67ºF

Central Florida families meet for first time after paired kidney donation

Families urge others to sign up for organ donation

ORLANDO, Fla. – The AdventHealth Transplant Institute is celebrating its first paired transplant involving a child.

“She has more than kidney disease. She has unfortunately, like, some other underlying issues as well,” Jamie McKenzie said.

Her 4-year-old daughter, Emery Bock, underwent a kidney transplant almost three months ago. McKenzie said when she was 20 weeks pregnant an ultrasound revealed her baby girl’s kidneys were full of cysts and doctors diagnosed her with chronic kidney disease.

[TRENDING: Another vaccine ‘highly effective’ | Man wrestles gator to save dog | Box installed at fire station for abandoned babies]

“She was stage three when she was born, which progressed to stage five,” McKenzie said. “We’re definitely happy to have had the transplant finally done.”

The kidney transplant was done before Bock needed dialysis. The kidney transplant was done through a paired organ transplant process. That’s when two or more living organ donors swap to make a compatible match.

“Also, this is a local celebration here in Central Florida because this is the first time that all members of a paired transplants have been patients here at AdventHealth,” Tom Johnson of AdventHealth TV said.

But because of COVID-19 restrictions, the families had to remain socially distanced and avoid contact during their first face-to-face meeting, yet their emotions and joy could still be felt behind their masks.

“The minute that we found out it was a child, it was even more emotional for me, and gratifying that I could get this opportunity to do this but in the same token to help my husband,” Hallie Thomas said.

Hallie Thomas donated one of her kidney’s to Bock.

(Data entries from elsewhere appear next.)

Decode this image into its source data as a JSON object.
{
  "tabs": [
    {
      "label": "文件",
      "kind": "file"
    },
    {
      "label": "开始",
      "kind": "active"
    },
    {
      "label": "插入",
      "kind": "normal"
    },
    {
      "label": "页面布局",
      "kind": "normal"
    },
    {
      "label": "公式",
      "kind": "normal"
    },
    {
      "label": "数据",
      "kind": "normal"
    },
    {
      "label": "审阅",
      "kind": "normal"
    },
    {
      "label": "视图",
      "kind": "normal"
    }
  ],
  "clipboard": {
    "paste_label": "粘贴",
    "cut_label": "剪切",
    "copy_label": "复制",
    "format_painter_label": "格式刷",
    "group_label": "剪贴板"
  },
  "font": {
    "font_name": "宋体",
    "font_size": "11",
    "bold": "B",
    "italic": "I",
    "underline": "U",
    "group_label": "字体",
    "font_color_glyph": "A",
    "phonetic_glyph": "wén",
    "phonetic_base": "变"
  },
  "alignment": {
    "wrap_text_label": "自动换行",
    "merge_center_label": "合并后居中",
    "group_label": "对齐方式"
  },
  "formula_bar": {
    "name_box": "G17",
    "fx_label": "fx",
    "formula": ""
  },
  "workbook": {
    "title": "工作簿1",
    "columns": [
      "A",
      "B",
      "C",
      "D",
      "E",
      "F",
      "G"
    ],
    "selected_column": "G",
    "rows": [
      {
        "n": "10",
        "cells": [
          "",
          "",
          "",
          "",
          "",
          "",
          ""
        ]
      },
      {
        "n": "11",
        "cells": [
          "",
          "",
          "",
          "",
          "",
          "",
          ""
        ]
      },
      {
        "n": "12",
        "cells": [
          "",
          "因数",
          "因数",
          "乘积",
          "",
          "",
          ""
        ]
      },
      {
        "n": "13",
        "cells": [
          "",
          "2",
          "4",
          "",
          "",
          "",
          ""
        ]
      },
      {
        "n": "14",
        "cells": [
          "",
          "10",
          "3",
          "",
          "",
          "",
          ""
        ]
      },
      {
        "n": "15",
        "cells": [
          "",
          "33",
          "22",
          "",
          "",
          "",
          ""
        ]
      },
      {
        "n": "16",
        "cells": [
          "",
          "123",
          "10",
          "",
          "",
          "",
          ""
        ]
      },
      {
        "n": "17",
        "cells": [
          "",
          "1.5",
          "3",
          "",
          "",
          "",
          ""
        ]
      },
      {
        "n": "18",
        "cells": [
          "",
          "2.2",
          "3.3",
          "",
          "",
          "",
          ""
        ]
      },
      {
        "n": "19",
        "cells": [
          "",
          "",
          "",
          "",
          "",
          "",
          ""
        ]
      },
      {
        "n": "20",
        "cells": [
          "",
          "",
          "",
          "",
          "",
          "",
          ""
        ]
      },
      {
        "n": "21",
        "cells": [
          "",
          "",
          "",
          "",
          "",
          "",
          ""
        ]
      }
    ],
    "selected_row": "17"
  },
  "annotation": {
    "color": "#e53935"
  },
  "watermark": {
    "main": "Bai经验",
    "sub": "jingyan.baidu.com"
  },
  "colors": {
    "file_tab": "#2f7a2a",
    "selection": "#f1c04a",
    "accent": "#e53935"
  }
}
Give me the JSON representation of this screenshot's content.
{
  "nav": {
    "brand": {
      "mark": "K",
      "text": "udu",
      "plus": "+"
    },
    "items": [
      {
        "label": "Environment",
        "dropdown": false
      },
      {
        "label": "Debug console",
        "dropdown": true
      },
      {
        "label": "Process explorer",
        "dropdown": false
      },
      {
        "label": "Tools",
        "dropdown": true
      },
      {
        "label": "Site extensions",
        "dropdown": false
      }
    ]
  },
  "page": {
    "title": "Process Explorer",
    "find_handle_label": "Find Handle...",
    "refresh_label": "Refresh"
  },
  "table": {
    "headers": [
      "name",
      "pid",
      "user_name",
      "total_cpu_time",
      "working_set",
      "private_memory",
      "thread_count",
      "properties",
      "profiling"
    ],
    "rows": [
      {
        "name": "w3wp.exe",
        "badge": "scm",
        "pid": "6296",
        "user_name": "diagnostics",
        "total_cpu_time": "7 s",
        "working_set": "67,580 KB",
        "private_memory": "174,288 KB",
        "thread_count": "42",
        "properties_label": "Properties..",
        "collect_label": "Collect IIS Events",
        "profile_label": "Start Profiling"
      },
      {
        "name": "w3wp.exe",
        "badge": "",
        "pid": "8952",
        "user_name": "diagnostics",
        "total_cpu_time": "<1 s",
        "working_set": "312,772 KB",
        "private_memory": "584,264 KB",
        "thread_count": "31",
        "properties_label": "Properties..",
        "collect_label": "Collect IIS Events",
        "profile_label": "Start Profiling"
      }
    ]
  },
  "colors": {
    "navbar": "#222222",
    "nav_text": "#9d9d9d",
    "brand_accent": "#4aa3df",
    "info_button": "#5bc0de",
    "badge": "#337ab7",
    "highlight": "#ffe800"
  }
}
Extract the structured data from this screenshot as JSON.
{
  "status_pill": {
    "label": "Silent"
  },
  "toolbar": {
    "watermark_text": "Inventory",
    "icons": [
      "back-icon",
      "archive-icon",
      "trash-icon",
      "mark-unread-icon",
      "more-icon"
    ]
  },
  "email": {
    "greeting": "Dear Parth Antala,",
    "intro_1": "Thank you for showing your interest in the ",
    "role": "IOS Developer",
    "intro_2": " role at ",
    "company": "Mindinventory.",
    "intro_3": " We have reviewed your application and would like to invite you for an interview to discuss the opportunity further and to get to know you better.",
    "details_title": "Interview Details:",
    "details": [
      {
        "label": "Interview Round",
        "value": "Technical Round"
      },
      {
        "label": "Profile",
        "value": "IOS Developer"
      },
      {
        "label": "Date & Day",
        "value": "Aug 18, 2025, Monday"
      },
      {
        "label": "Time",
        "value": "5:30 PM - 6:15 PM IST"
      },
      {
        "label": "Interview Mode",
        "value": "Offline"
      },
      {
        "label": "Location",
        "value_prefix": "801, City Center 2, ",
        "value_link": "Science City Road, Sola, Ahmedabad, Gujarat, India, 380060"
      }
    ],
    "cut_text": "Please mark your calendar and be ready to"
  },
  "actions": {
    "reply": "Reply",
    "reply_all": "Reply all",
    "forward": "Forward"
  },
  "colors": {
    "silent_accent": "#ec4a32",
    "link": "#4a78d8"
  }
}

“When it hit close to home, I think the first thing that you do, you know, is ask yourself what can you do? And that’s what I did, and when they told me about the paired exchange, I said sign me up right away,” she said.

And Bock’s mom ended up being a match for Hallie Thomas’ husband, Richard Thomas, who had battled chronic kidney disease ever since he was in high school.

Each transplant surgery took three to five hours to perform.

“Usually, those kidneys could last even 30 to 40 years. So, we hope it may be longer than that, but she may need another transplant down the road,” Dr. Michael Angelis, a transplant surgeon and the surgical director of kidney transplant, said. “In this case, Emery, both her parents wanted to donate but unfortunately she developed antibodies to both her parents.”

Both families hope their stories will motivate people to sign up for organ donation.

“As Hallie said, my heart goes out to, you know, this little girl who’s had to go through so much so immediately. My heart breaks in that regard but so happy that this is kind of one more step for her to kind of live a happy, healthy life,” Richard Thomas said.


About the Author: